“Our whole culture is ‘to care’ for our older population and encourage them to sit down. Nursing home residents spend most of their day sitting and chairs in hospital patients encouraged to sit. We’ve known about the dangers of bed rest to bone and muscle for many years, so we should not be encouraging prolonged sitting.”

Researchers have already discovered that people say they sit for shorter periods than they actually do. A key part of the study will see the team unravelling the reasons behind this. 

The team, including researchers from the Universities of Edinburgh, Glasgow, Birmingham and Salford, will look at how National Health Surveys - one of the main ways the health service and government works out how healthy the population is - can better capture the length of time people sit for.

To do this they will compare self-reporting with monitors fitted to the body that objectively record the amount of time spent during the day.

The team will also interview older people about what are they doing while sitting and during which parts of their day might they be willing to get up and be more active.

The scientists will work with two groups of older people, one from the west of Scotland and one from the east, both born in the 1930s. The two groups have engaged with studies in the past, meaning historical data such as blood samples, medical diagnoses, education and brain scans can be investigated to see how they are related to the amount of time the group spend sitting. 

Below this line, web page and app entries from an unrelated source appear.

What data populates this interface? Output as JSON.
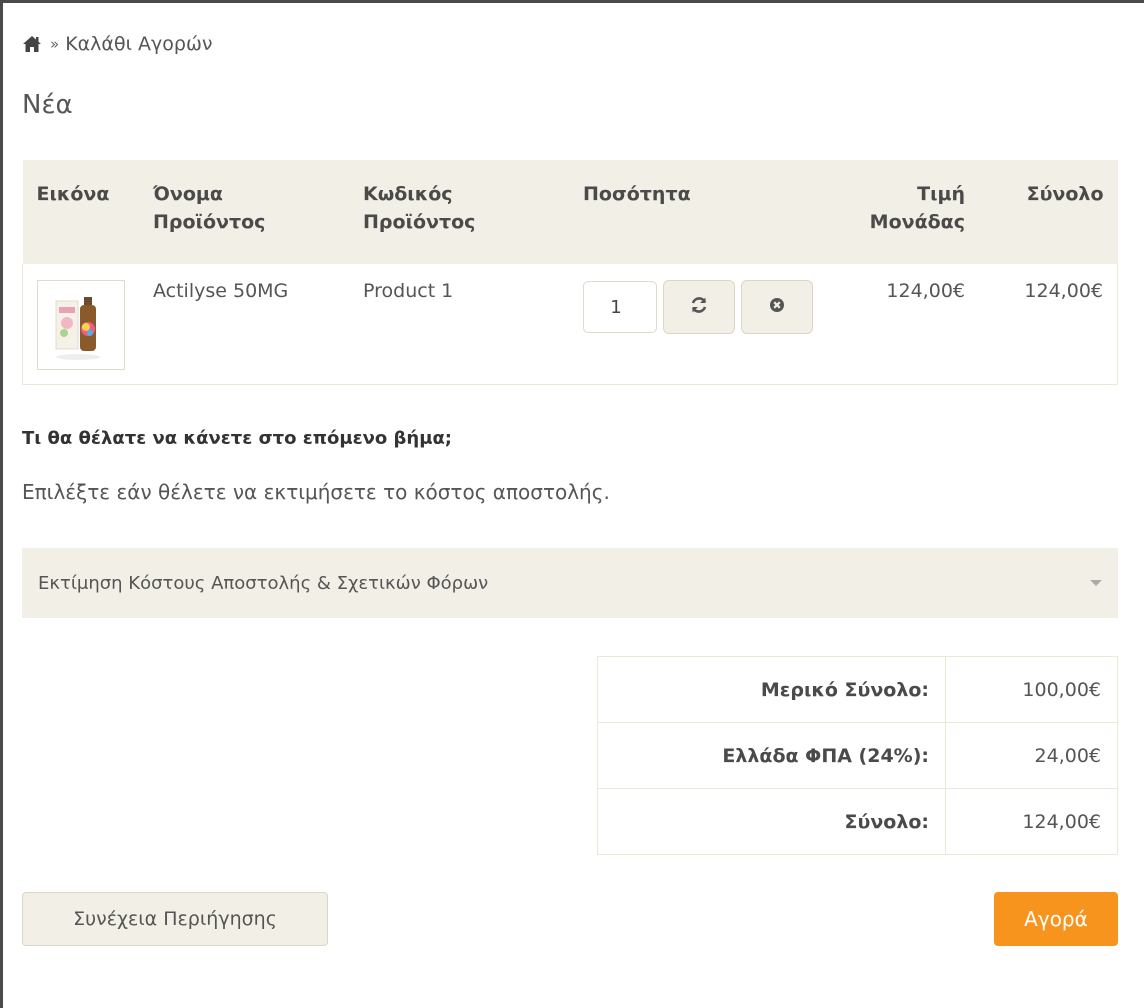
{
  "breadcrumb": {
    "separator": "»",
    "current": "Καλάθι Αγορών",
    "home_icon": "home-icon"
  },
  "page_title": "Νέα",
  "cart_table": {
    "headers": {
      "image": "Εικόνα",
      "name_line1": "Όνομα",
      "name_line2": "Προϊόντος",
      "code_line1": "Κωδικός",
      "code_line2": "Προϊόντος",
      "quantity": "Ποσότητα",
      "unit_price_line1": "Τιμή",
      "unit_price_line2": "Μονάδας",
      "total": "Σύνολο"
    },
    "rows": [
      {
        "name": "Actilyse 50MG",
        "code": "Product 1",
        "quantity": "1",
        "unit_price": "124,00€",
        "total": "124,00€",
        "update_icon": "refresh-icon",
        "remove_icon": "remove-circle-icon"
      }
    ]
  },
  "next_step": {
    "heading": "Τι θα θέλατε να κάνετε στο επόμενο βήμα;",
    "description": "Επιλέξτε εάν θέλετε να εκτιμήσετε το κόστος αποστολής."
  },
  "shipping_estimate": {
    "label": "Εκτίμηση Κόστους Αποστολής & Σχετικών Φόρων",
    "icon": "caret-down-icon"
  },
  "totals": [
    {
      "label": "Μερικό Σύνολο:",
      "value": "100,00€"
    },
    {
      "label": "Ελλάδα ΦΠΑ (24%):",
      "value": "24,00€"
    },
    {
      "label": "Σύνολο:",
      "value": "124,00€"
    }
  ],
  "buttons": {
    "continue_label": "Συνέχεια Περιήγησης",
    "buy_label": "Αγορά"
  },
  "colors": {
    "accent": "#f7941d",
    "panel": "#f2efe6",
    "border": "#eee7d8"
  }
}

The study also aims to discover how older people themselves think it is best to break up long periods of sitting.

Professor Skelton added: “Not all sitting is bad. People need to rest and there are many potential reasons why people become sedentary. But we should aim to get up regularly, say every hour, and move about.

“Researchers are learning more and more about the effects of sitting on the body and mind and the results of our study will help us further understand how and when we could intervene to increase regular movement.”

Find out more by visiting the GCU Seniors USP web page